* Exercise aim
Look through the lines below and extract any with the word "Sugar".

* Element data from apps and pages
☆ ☆ ☆ ☆ ☆
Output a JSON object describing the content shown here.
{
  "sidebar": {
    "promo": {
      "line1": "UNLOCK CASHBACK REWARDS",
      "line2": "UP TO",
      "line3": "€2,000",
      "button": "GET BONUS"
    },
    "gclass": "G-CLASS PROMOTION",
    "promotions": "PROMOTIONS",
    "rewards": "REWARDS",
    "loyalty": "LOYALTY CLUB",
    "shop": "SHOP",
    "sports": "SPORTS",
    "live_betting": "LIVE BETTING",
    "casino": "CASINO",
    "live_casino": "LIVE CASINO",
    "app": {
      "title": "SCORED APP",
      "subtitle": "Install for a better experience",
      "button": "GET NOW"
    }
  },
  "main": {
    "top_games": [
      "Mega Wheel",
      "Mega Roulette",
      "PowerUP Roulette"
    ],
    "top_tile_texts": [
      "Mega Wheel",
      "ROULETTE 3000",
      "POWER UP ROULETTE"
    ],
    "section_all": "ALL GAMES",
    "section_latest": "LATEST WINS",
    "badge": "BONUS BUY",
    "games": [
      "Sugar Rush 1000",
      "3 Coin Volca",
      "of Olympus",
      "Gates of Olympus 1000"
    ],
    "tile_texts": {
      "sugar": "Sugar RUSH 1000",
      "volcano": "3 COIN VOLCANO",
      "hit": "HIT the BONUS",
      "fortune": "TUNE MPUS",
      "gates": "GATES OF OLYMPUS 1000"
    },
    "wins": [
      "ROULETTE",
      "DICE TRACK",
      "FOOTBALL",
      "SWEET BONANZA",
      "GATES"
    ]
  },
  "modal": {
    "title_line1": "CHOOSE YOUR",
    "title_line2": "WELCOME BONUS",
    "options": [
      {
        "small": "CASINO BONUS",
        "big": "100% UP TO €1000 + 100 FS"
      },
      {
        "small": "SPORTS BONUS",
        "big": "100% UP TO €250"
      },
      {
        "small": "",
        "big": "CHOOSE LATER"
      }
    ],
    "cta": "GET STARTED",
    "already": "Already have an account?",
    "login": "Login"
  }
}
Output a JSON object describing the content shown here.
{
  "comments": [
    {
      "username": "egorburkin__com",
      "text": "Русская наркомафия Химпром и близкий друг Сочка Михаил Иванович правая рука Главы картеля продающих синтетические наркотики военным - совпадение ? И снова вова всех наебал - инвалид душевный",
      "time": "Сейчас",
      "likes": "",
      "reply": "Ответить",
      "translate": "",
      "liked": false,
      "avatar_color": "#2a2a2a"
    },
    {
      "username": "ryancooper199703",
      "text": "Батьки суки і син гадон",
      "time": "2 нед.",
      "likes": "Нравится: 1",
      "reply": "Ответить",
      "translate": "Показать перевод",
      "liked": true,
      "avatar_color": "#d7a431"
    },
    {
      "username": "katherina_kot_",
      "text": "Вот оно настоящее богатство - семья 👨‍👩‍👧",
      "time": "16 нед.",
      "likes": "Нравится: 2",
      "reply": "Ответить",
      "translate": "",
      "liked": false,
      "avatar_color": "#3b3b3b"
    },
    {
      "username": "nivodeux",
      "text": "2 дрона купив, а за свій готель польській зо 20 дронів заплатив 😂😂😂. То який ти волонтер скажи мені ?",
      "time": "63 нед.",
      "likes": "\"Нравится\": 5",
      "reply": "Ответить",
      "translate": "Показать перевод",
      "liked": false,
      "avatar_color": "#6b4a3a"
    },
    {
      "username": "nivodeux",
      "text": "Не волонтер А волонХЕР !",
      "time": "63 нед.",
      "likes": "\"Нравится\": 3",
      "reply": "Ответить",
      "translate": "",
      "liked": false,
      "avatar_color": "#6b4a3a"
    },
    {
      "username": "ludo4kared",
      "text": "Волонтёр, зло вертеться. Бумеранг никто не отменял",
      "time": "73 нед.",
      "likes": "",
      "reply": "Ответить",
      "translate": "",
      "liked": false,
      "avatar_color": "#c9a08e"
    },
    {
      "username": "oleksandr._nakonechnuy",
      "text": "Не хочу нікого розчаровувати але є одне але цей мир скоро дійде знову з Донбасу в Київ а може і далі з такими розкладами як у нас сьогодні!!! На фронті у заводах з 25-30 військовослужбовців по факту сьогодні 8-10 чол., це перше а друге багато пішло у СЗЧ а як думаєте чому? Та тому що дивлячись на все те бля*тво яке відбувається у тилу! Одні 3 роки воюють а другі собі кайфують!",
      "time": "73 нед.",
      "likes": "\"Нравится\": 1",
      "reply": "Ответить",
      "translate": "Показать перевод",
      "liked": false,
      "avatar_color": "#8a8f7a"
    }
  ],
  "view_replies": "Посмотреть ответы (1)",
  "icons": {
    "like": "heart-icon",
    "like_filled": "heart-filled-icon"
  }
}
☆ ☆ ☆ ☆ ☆
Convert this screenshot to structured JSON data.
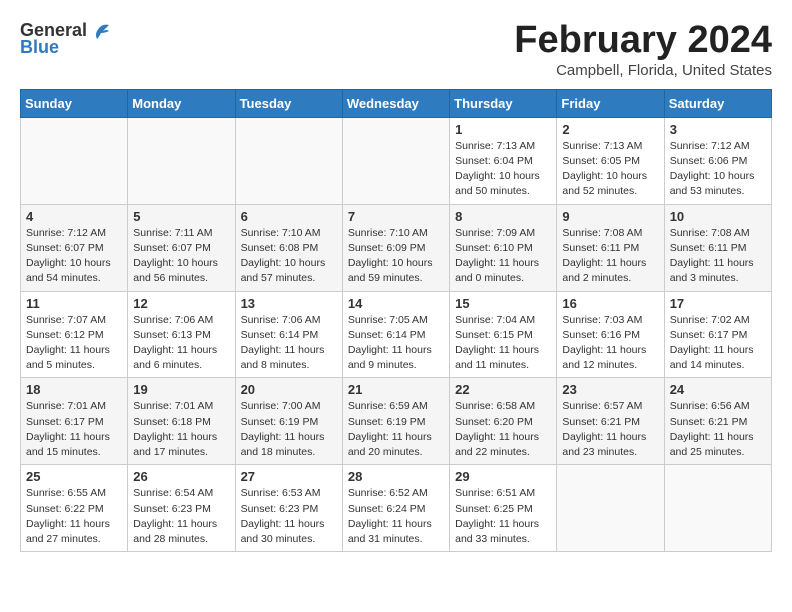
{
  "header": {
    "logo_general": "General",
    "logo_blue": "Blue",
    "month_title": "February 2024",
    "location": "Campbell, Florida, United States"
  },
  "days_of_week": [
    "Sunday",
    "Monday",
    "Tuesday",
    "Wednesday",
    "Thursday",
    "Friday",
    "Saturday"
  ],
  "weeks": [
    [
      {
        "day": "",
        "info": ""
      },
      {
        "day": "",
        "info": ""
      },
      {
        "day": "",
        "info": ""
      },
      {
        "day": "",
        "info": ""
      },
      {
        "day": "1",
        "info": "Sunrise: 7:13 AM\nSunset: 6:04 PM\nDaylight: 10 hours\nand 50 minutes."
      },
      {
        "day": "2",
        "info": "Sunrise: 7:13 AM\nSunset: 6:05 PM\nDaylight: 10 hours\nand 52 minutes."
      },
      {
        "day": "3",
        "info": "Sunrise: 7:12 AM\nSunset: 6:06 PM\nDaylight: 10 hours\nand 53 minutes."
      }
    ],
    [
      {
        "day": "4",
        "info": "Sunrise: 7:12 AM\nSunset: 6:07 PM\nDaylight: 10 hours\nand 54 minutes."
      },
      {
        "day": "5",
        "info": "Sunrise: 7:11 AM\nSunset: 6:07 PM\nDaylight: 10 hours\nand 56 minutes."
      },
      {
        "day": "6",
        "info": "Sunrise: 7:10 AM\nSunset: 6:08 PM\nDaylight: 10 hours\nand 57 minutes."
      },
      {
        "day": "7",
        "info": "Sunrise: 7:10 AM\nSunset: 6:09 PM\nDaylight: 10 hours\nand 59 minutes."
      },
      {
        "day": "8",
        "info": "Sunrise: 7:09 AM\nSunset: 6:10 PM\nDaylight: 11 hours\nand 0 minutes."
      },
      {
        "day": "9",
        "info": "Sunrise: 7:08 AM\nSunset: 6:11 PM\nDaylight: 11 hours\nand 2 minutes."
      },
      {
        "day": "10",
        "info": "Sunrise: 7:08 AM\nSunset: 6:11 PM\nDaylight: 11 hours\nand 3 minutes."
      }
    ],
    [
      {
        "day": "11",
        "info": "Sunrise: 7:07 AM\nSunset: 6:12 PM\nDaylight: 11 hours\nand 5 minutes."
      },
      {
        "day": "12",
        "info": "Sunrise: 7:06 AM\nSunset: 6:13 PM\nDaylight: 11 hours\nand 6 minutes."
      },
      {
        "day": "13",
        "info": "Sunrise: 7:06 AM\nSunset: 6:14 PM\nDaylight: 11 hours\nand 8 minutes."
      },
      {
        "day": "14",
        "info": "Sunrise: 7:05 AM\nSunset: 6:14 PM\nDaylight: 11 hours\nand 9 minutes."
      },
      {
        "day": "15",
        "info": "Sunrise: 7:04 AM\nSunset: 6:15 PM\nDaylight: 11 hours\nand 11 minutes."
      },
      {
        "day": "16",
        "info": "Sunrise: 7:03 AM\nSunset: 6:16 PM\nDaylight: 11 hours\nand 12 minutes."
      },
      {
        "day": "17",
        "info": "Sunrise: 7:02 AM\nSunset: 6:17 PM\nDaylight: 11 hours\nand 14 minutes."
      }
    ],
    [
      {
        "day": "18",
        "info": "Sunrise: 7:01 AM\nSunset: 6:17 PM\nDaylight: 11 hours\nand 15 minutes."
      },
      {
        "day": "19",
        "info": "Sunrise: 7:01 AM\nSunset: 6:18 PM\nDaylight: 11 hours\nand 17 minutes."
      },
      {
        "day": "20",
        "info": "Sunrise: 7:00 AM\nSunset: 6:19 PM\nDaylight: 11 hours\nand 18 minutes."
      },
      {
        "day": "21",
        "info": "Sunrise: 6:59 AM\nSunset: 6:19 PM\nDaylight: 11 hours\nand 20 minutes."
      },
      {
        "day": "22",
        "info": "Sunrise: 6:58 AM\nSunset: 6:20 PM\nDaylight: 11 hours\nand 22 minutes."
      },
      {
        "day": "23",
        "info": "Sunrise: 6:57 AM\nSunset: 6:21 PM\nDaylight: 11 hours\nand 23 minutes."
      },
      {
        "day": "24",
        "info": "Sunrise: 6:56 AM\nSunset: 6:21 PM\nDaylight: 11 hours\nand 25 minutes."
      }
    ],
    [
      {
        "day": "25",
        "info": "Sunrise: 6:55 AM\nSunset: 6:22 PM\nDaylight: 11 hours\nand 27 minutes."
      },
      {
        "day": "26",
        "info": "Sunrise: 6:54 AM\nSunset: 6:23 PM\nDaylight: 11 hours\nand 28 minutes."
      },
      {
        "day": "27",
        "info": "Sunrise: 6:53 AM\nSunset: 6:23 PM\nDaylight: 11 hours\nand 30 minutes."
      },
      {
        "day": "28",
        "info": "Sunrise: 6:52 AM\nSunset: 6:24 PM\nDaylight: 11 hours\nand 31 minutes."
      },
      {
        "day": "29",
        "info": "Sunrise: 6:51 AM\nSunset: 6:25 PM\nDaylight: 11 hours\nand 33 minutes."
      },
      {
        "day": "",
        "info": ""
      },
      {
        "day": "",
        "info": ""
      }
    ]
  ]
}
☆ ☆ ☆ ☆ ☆
* Answer to this exercise
      "Sugar Rush 1000",
      "sugar": "Sugar RUSH 1000",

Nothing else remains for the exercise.